I actually am registered with Student Disability Services, and I make it a point to meet all of my professors ahead of time so that I can explain my challenges, in fact, I have even provided a "fact sheet" on my OCPD (perfectionism) to many of my professors - as this is not a commonly-known disorder. It is just so frustrating trying to tell my professors how overwhelmed I am, and have them come back with the assumption that I "need to learn to prioritize". This kind of response only feeds into my perfectionism and leads me to pull all-nighters just so that I don't feel like I'm not using my time wisely.

Back to top Profile Email
eoffg
Joined Sep 28, 2011
Posts: 99

Other Topics
Posted:Jul 18, 2013 7:56:05 AM

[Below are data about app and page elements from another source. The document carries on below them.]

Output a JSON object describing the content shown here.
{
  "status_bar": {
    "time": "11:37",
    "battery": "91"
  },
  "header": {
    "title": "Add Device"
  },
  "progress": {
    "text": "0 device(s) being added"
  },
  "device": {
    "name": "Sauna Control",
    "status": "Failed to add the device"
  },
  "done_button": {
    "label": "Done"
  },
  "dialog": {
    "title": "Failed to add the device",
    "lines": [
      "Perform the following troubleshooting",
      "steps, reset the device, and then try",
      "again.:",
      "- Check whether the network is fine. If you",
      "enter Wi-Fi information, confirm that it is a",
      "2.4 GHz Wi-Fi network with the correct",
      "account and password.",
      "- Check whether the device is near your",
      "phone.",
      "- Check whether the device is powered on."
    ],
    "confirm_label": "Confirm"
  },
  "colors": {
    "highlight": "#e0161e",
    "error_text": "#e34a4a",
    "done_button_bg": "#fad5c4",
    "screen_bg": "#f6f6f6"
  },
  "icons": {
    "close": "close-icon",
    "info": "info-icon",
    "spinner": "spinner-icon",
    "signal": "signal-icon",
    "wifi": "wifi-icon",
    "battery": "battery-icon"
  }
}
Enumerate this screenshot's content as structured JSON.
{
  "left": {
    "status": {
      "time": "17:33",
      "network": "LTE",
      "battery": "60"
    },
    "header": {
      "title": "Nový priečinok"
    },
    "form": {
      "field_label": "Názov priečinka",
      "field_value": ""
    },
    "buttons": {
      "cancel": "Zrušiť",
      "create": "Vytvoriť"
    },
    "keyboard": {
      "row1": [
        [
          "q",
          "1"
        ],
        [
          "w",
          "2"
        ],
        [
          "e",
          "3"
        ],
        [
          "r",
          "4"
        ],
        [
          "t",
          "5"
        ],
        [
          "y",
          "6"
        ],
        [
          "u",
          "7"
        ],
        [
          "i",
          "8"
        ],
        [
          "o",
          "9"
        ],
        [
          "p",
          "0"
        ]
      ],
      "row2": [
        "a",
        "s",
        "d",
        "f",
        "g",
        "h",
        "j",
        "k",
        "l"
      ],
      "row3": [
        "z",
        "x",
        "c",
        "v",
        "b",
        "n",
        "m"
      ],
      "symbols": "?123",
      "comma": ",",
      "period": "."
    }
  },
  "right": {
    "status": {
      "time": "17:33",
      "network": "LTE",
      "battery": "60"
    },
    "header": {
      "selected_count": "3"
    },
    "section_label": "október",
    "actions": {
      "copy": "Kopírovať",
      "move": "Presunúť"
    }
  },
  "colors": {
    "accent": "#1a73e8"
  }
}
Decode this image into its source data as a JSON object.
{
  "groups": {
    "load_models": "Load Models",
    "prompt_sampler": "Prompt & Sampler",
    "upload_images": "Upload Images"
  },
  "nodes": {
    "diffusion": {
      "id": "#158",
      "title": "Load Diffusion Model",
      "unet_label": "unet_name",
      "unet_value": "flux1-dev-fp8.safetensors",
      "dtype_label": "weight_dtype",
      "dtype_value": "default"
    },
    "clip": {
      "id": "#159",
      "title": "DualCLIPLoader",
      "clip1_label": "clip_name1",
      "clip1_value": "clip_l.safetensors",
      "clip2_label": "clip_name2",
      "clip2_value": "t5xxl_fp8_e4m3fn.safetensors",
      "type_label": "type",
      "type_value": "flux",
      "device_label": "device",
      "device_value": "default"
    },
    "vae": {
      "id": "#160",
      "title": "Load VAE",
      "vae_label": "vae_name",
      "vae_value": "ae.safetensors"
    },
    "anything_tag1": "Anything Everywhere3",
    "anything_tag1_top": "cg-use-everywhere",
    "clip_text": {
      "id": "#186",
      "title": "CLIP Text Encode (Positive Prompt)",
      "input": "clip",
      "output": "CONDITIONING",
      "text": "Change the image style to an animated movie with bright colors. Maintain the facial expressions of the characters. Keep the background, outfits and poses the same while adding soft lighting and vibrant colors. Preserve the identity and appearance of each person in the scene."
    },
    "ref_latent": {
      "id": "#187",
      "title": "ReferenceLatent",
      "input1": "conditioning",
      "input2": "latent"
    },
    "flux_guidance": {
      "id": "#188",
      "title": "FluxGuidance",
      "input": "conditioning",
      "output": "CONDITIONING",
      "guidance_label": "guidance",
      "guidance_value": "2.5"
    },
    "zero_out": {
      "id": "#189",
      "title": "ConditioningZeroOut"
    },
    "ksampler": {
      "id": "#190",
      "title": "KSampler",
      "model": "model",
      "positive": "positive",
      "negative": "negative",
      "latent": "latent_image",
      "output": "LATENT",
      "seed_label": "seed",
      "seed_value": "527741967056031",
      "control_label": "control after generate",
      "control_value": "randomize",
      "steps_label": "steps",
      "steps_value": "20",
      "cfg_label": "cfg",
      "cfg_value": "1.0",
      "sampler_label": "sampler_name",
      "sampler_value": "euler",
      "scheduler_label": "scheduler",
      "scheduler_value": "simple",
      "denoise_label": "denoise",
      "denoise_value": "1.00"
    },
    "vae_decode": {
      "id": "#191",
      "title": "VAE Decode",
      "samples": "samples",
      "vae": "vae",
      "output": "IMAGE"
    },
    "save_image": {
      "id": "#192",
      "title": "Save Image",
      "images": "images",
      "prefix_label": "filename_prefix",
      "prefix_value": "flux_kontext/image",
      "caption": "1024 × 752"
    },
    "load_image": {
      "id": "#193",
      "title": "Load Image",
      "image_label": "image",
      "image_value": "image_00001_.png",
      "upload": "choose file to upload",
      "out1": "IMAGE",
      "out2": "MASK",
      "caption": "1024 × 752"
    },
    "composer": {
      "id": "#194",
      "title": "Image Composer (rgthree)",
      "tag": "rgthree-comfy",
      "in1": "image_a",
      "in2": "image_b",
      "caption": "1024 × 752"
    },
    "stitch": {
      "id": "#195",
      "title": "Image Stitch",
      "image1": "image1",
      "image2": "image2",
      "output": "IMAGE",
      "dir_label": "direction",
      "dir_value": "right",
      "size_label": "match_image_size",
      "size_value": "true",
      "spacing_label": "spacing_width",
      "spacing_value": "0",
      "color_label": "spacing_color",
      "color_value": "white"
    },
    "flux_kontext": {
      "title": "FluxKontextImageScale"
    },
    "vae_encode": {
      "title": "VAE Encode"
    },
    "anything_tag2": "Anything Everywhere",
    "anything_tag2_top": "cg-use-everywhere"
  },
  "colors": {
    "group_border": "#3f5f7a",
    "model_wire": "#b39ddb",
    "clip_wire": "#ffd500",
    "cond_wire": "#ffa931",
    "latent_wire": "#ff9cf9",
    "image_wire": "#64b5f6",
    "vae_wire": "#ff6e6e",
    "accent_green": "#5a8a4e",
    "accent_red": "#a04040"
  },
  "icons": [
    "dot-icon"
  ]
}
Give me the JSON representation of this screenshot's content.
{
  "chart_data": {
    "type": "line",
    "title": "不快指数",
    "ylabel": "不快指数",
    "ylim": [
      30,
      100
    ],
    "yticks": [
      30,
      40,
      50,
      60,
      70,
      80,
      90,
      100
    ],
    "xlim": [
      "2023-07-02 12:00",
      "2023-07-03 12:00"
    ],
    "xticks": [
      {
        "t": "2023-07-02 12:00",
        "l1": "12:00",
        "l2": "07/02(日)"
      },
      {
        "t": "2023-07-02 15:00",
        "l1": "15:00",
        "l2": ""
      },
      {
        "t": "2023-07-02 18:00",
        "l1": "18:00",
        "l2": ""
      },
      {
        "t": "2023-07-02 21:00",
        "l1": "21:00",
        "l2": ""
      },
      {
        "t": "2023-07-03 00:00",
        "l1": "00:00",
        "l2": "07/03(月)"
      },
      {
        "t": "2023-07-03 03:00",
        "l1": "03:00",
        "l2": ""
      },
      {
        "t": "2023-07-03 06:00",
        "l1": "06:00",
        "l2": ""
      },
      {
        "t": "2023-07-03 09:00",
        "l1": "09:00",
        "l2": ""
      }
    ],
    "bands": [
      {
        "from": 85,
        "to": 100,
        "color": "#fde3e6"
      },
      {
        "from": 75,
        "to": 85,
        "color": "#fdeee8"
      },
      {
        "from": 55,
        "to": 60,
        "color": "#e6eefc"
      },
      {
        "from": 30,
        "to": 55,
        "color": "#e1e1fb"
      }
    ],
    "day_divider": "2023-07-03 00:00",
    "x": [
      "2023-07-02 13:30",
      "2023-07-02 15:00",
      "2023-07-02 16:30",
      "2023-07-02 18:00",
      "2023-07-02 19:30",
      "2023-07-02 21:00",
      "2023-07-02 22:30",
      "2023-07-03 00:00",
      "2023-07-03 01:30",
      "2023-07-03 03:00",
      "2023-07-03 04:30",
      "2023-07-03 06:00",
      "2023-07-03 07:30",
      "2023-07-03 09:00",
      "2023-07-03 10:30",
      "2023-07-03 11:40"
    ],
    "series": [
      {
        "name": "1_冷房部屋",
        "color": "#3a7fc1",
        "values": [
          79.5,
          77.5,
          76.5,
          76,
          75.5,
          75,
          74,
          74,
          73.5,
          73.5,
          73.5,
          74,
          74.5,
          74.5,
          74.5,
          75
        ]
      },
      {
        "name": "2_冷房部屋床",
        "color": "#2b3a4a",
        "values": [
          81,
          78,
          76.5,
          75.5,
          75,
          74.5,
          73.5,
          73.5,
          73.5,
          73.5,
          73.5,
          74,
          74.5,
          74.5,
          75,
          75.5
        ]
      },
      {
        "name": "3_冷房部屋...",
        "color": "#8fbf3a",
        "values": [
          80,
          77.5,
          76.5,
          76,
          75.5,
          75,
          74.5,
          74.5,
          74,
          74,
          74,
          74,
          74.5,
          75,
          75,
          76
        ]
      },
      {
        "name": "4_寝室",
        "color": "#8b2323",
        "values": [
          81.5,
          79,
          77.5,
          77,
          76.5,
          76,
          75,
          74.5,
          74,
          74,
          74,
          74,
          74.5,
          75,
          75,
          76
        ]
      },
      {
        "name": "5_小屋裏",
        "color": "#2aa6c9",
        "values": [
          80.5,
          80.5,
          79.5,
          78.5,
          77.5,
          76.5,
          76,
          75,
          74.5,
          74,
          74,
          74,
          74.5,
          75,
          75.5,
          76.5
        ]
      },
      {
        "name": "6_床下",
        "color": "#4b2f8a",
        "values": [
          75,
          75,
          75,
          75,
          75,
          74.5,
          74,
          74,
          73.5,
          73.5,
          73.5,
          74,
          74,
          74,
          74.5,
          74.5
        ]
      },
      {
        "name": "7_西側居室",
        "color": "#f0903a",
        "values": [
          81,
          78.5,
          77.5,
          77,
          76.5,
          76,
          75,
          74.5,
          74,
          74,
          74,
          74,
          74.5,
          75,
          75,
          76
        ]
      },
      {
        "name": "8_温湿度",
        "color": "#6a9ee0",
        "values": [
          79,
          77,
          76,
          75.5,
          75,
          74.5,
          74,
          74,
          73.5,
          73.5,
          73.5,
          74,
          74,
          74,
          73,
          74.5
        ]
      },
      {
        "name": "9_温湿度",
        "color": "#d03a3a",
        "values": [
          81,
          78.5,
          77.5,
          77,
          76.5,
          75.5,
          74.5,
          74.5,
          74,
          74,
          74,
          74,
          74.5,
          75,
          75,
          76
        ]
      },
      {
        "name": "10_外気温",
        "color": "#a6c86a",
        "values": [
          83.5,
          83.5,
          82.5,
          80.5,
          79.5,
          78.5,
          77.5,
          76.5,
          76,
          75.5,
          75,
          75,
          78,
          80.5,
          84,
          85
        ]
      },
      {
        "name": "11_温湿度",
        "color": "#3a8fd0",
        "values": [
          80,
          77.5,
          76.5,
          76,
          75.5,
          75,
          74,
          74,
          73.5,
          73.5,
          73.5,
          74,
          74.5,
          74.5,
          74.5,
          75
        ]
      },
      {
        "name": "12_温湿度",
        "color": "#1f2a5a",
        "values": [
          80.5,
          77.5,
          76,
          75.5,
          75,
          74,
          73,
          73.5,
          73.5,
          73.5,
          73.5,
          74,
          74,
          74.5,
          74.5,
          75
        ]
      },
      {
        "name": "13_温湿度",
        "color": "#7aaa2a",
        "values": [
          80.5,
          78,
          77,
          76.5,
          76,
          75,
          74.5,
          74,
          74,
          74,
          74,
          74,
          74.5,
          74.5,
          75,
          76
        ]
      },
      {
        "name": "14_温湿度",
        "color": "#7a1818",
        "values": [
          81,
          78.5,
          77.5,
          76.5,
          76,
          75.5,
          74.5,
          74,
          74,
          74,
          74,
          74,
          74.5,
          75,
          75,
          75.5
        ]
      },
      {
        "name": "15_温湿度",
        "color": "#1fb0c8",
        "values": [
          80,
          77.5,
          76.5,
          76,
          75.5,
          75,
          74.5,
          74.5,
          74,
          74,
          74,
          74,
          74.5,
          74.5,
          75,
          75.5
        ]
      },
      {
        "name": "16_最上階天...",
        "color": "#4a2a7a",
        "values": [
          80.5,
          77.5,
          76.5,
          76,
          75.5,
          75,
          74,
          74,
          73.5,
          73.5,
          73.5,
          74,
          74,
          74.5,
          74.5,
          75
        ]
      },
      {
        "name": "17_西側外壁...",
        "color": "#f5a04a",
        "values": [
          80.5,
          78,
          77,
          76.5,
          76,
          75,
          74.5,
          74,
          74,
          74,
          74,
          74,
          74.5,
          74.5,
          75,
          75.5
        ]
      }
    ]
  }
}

On another forum, someone recently asked the question:'Would you rather have a visible rather than invisible disability?'
Where people with invisible disabilities, often think that having a visible disability would make it easier dealing with other people.
But the only real difference, is that people don't question whether someone is really, blind, deaf or paralyzed, etc.
What isn't different, is the lack of understanding.
For example, people who are Blind, often complain that people will speak slowly and loud to them?

Where the problem with many visible disabilities, is that people really have little understanding and often make wrong assumptions.
So that a visible disability only removes the 'burden of proof'.
But it doesn't help with a lack of understanding?

Back to top Profile Email
Speducator
Joined Feb 16, 2013
Posts: 3

Other Topics
Posted:Jul 19, 2013 12:31:14 PM

@eoffg, you're absolutely right, there is definitely a lack of understanding regarding disabilities. As much as I say I dislike contending with an invisible disability, I also appreciate the repercussions of having a disability that is visible. It's a bit of a catch 22.

Back to top Profile Email